**Task**
Could you print every record below exactly as written?

**Data entries**
-.-.-
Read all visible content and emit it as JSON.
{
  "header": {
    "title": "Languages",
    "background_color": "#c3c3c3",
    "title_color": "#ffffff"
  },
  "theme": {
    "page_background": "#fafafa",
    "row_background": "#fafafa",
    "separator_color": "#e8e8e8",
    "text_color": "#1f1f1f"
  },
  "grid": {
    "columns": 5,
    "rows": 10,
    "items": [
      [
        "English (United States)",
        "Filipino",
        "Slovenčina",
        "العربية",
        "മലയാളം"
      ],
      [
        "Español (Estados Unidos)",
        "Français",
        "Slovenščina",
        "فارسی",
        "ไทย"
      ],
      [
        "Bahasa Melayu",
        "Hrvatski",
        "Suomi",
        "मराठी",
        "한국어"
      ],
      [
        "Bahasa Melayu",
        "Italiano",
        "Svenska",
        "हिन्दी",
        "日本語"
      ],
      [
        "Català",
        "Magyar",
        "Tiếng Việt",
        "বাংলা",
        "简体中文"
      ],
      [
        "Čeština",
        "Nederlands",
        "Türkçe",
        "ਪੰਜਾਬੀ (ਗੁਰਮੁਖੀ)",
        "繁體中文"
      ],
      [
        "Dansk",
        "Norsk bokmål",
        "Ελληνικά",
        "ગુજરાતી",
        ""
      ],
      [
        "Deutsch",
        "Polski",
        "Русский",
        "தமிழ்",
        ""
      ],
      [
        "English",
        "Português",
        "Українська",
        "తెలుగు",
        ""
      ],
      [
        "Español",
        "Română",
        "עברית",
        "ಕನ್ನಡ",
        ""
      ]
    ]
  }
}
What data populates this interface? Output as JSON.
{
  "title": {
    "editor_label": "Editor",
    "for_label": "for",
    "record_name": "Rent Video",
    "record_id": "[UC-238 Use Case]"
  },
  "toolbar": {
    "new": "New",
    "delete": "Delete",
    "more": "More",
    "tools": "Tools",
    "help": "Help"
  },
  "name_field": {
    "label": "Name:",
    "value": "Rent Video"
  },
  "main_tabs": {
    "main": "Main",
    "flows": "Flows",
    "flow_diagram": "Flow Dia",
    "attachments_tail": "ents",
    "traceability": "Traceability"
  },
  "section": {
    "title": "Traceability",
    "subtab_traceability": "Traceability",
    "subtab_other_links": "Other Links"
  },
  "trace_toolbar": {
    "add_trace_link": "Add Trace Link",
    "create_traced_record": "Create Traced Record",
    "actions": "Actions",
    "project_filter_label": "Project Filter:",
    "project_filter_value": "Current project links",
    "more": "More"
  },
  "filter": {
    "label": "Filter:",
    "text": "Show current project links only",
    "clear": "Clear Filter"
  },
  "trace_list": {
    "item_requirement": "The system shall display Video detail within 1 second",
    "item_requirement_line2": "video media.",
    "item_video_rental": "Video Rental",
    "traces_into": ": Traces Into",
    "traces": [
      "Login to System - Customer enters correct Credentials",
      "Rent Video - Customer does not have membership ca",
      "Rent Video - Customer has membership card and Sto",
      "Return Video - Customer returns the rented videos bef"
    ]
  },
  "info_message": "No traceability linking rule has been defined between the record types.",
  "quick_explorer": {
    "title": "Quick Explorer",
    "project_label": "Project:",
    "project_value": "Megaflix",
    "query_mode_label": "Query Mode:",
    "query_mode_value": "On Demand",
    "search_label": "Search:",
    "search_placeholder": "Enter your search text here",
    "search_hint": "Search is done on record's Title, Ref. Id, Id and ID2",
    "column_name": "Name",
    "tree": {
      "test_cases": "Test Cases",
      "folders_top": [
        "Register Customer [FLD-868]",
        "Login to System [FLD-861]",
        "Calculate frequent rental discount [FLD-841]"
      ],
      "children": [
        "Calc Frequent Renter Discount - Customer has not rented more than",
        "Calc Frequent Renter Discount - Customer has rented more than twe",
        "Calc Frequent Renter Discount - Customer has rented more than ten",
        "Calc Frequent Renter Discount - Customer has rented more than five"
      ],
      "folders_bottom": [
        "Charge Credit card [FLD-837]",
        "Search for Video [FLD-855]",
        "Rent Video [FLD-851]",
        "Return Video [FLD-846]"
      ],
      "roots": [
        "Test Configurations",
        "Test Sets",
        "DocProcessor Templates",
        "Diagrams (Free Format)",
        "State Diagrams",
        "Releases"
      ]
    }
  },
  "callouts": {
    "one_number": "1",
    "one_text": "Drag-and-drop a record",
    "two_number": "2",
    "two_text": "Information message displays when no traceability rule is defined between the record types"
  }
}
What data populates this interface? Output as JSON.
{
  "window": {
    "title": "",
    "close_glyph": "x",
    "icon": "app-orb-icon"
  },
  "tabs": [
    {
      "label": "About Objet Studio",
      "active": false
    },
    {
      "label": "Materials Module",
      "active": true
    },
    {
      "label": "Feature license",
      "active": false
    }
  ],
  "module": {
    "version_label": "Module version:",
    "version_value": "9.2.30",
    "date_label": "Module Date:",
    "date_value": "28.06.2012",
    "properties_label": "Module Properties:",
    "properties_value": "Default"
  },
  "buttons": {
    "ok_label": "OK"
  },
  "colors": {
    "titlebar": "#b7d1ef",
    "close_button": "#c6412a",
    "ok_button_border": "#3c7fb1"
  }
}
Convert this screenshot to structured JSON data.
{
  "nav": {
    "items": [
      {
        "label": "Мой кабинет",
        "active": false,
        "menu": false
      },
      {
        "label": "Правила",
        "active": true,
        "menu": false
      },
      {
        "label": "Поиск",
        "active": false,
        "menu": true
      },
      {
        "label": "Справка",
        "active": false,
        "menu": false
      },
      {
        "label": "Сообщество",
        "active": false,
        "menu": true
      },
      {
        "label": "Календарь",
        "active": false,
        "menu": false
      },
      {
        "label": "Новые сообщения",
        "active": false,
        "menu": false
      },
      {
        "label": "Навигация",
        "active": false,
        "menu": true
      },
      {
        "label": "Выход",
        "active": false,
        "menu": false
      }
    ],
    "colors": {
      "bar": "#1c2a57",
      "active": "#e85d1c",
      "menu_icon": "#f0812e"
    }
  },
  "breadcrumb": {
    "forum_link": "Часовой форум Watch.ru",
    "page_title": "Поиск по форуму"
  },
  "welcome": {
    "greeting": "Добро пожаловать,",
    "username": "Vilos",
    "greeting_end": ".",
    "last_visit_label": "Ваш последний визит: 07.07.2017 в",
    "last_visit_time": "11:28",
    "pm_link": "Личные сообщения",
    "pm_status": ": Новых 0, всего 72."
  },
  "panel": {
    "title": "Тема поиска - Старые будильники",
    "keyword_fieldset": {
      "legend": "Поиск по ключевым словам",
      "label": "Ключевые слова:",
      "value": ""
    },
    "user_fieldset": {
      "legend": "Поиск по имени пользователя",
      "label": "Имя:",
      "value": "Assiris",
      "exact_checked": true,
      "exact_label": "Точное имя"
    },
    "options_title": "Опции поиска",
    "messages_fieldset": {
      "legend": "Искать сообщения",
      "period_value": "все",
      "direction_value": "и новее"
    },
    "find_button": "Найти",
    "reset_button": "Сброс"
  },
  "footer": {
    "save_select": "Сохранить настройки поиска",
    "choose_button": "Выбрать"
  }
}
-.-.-
**Completed task**
Read all visible content and emit it as JSON.
{
  "header": {
    "title": "Languages",
    "background_color": "#c3c3c3",
    "title_color": "#ffffff"
  },
  "theme": {
    "page_background": "#fafafa",
    "row_background": "#fafafa",
    "separator_color": "#e8e8e8",
    "text_color": "#1f1f1f"
  },
  "grid": {
    "columns": 5,
    "rows": 10,
    "items": [
      [
        "English (United States)",
        "Filipino",
        "Slovenčina",
        "العربية",
        "മലയാളം"
      ],
      [
        "Español (Estados Unidos)",
        "Français",
        "Slovenščina",
        "فارسی",
        "ไทย"
      ],
      [
        "Bahasa Melayu",
        "Hrvatski",
        "Suomi",
        "मराठी",
        "한국어"
      ],
      [
        "Bahasa Melayu",
        "Italiano",
        "Svenska",
        "हिन्दी",
        "日本語"
      ],
      [
        "Català",
        "Magyar",
        "Tiếng Việt",
        "বাংলা",
        "简体中文"
      ],
      [
        "Čeština",
        "Nederlands",
        "Türkçe",
        "ਪੰਜਾਬੀ (ਗੁਰਮੁਖੀ)",
        "繁體中文"
      ],
      [
        "Dansk",
        "Norsk bokmål",
        "Ελληνικά",
        "ગુજરાતી",
        ""
      ],
      [
        "Deutsch",
        "Polski",
        "Русский",
        "தமிழ்",
        ""
      ],
      [
        "English",
        "Português",
        "Українська",
        "తెలుగు",
        ""
      ],
      [
        "Español",
        "Română",
        "עברית",
        "ಕನ್ನಡ",
        ""
      ]
    ]
  }
}
What data populates this interface? Output as JSON.
{
  "title": {
    "editor_label": "Editor",
    "for_label": "for",
    "record_name": "Rent Video",
    "record_id": "[UC-238 Use Case]"
  },
  "toolbar": {
    "new": "New",
    "delete": "Delete",
    "more": "More",
    "tools": "Tools",
    "help": "Help"
  },
  "name_field": {
    "label": "Name:",
    "value": "Rent Video"
  },
  "main_tabs": {
    "main": "Main",
    "flows": "Flows",
    "flow_diagram": "Flow Dia",
    "attachments_tail": "ents",
    "traceability": "Traceability"
  },
  "section": {
    "title": "Traceability",
    "subtab_traceability": "Traceability",
    "subtab_other_links": "Other Links"
  },
  "trace_toolbar": {
    "add_trace_link": "Add Trace Link",
    "create_traced_record": "Create Traced Record",
    "actions": "Actions",
    "project_filter_label": "Project Filter:",
    "project_filter_value": "Current project links",
    "more": "More"
  },
  "filter": {
    "label": "Filter:",
    "text": "Show current project links only",
    "clear": "Clear Filter"
  },
  "trace_list": {
    "item_requirement": "The system shall display Video detail within 1 second",
    "item_requirement_line2": "video media.",
    "item_video_rental": "Video Rental",
    "traces_into": ": Traces Into",
    "traces": [
      "Login to System - Customer enters correct Credentials",
      "Rent Video - Customer does not have membership ca",
      "Rent Video - Customer has membership card and Sto",
      "Return Video - Customer returns the rented videos bef"
    ]
  },
  "info_message": "No traceability linking rule has been defined between the record types.",
  "quick_explorer": {
    "title": "Quick Explorer",
    "project_label": "Project:",
    "project_value": "Megaflix",
    "query_mode_label": "Query Mode:",
    "query_mode_value": "On Demand",
    "search_label": "Search:",
    "search_placeholder": "Enter your search text here",
    "search_hint": "Search is done on record's Title, Ref. Id, Id and ID2",
    "column_name": "Name",
    "tree": {
      "test_cases": "Test Cases",
      "folders_top": [
        "Register Customer [FLD-868]",
        "Login to System [FLD-861]",
        "Calculate frequent rental discount [FLD-841]"
      ],
      "children": [
        "Calc Frequent Renter Discount - Customer has not rented more than",
        "Calc Frequent Renter Discount - Customer has rented more than twe",
        "Calc Frequent Renter Discount - Customer has rented more than ten",
        "Calc Frequent Renter Discount - Customer has rented more than five"
      ],
      "folders_bottom": [
        "Charge Credit card [FLD-837]",
        "Search for Video [FLD-855]",
        "Rent Video [FLD-851]",
        "Return Video [FLD-846]"
      ],
      "roots": [
        "Test Configurations",
        "Test Sets",
        "DocProcessor Templates",
        "Diagrams (Free Format)",
        "State Diagrams",
        "Releases"
      ]
    }
  },
  "callouts": {
    "one_number": "1",
    "one_text": "Drag-and-drop a record",
    "two_number": "2",
    "two_text": "Information message displays when no traceability rule is defined between the record types"
  }
}
What data populates this interface? Output as JSON.
{
  "window": {
    "title": "",
    "close_glyph": "x",
    "icon": "app-orb-icon"
  },
  "tabs": [
    {
      "label": "About Objet Studio",
      "active": false
    },
    {
      "label": "Materials Module",
      "active": true
    },
    {
      "label": "Feature license",
      "active": false
    }
  ],
  "module": {
    "version_label": "Module version:",
    "version_value": "9.2.30",
    "date_label": "Module Date:",
    "date_value": "28.06.2012",
    "properties_label": "Module Properties:",
    "properties_value": "Default"
  },
  "buttons": {
    "ok_label": "OK"
  },
  "colors": {
    "titlebar": "#b7d1ef",
    "close_button": "#c6412a",
    "ok_button_border": "#3c7fb1"
  }
}
Convert this screenshot to structured JSON data.
{
  "nav": {
    "items": [
      {
        "label": "Мой кабинет",
        "active": false,
        "menu": false
      },
      {
        "label": "Правила",
        "active": true,
        "menu": false
      },
      {
        "label": "Поиск",
        "active": false,
        "menu": true
      },
      {
        "label": "Справка",
        "active": false,
        "menu": false
      },
      {
        "label": "Сообщество",
        "active": false,
        "menu": true
      },
      {
        "label": "Календарь",
        "active": false,
        "menu": false
      },
      {
        "label": "Новые сообщения",
        "active": false,
        "menu": false
      },
      {
        "label": "Навигация",
        "active": false,
        "menu": true
      },
      {
        "label": "Выход",
        "active": false,
        "menu": false
      }
    ],
    "colors": {
      "bar": "#1c2a57",
      "active": "#e85d1c",
      "menu_icon": "#f0812e"
    }
  },
  "breadcrumb": {
    "forum_link": "Часовой форум Watch.ru",
    "page_title": "Поиск по форуму"
  },
  "welcome": {
    "greeting": "Добро пожаловать,",
    "username": "Vilos",
    "greeting_end": ".",
    "last_visit_label": "Ваш последний визит: 07.07.2017 в",
    "last_visit_time": "11:28",
    "pm_link": "Личные сообщения",
    "pm_status": ": Новых 0, всего 72."
  },
  "panel": {
    "title": "Тема поиска - Старые будильники",
    "keyword_fieldset": {
      "legend": "Поиск по ключевым словам",
      "label": "Ключевые слова:",
      "value": ""
    },
    "user_fieldset": {
      "legend": "Поиск по имени пользователя",
      "label": "Имя:",
      "value": "Assiris",
      "exact_checked": true,
      "exact_label": "Точное имя"
    },
    "options_title": "Опции поиска",
    "messages_fieldset": {
      "legend": "Искать сообщения",
      "period_value": "все",
      "direction_value": "и новее"
    },
    "find_button": "Найти",
    "reset_button": "Сброс"
  },
  "footer": {
    "save_select": "Сохранить настройки поиска",
    "choose_button": "Выбрать"
  }
}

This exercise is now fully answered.